What you will do — A complete response lists each line of the data below that includes the word "look".

[Interface dataset entries]
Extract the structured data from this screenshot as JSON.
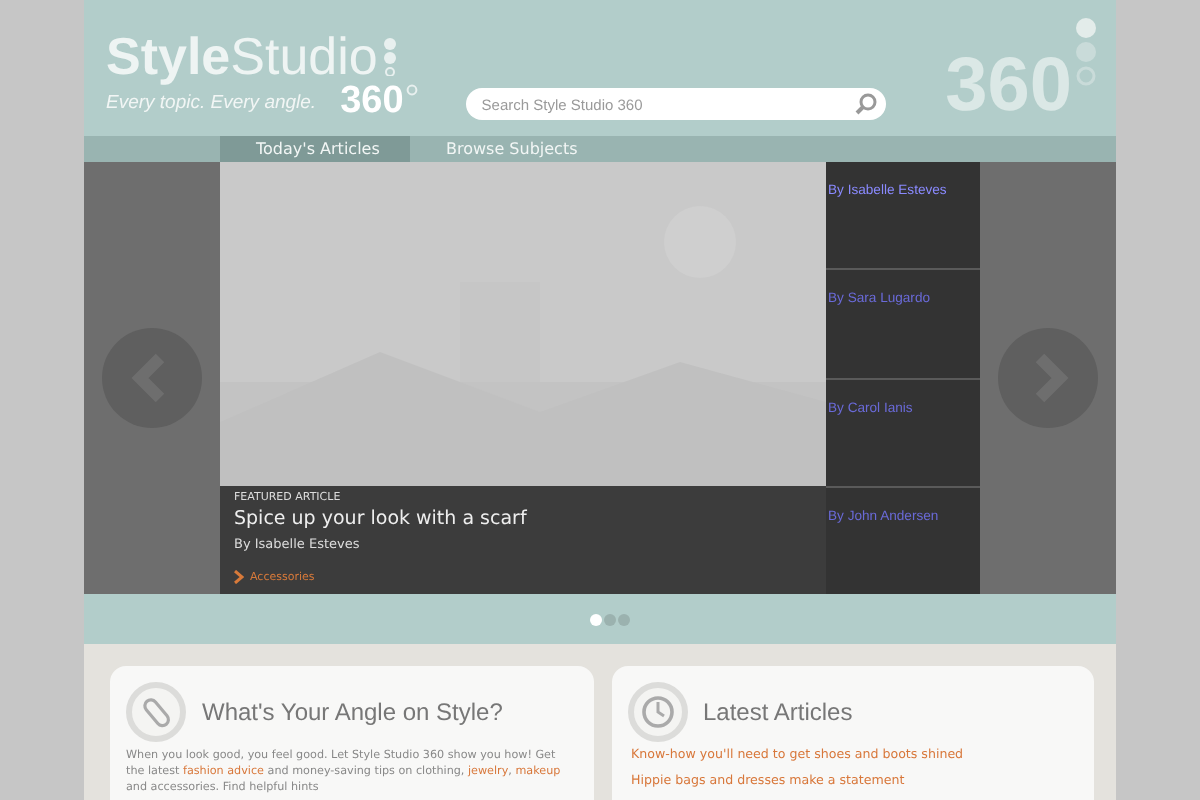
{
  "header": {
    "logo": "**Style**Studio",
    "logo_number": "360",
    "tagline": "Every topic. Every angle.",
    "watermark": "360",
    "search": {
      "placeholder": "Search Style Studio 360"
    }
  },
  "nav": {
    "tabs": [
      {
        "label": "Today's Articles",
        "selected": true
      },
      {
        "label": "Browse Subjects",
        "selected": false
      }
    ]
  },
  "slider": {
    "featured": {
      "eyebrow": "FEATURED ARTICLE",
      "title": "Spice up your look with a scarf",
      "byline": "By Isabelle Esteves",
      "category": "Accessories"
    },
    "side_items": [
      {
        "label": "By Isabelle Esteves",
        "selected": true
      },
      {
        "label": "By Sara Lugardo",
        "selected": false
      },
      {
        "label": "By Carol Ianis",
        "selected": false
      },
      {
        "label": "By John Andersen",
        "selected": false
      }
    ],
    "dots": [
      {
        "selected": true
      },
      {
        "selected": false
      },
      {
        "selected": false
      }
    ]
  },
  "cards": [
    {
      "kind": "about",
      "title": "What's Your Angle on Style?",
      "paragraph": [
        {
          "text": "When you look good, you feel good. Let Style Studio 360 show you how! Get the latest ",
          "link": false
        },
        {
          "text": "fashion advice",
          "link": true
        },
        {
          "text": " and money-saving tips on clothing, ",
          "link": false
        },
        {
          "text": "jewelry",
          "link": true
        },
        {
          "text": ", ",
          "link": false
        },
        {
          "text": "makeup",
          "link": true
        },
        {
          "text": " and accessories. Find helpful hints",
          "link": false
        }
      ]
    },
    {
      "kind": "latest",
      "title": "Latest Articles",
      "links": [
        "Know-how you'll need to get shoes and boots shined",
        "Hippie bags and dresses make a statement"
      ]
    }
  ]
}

Task solution —
      "title": "Spice up your look with a scarf",
          "text": "When you look good, you feel good. Let Style Studio 360 show you how! Get the latest ",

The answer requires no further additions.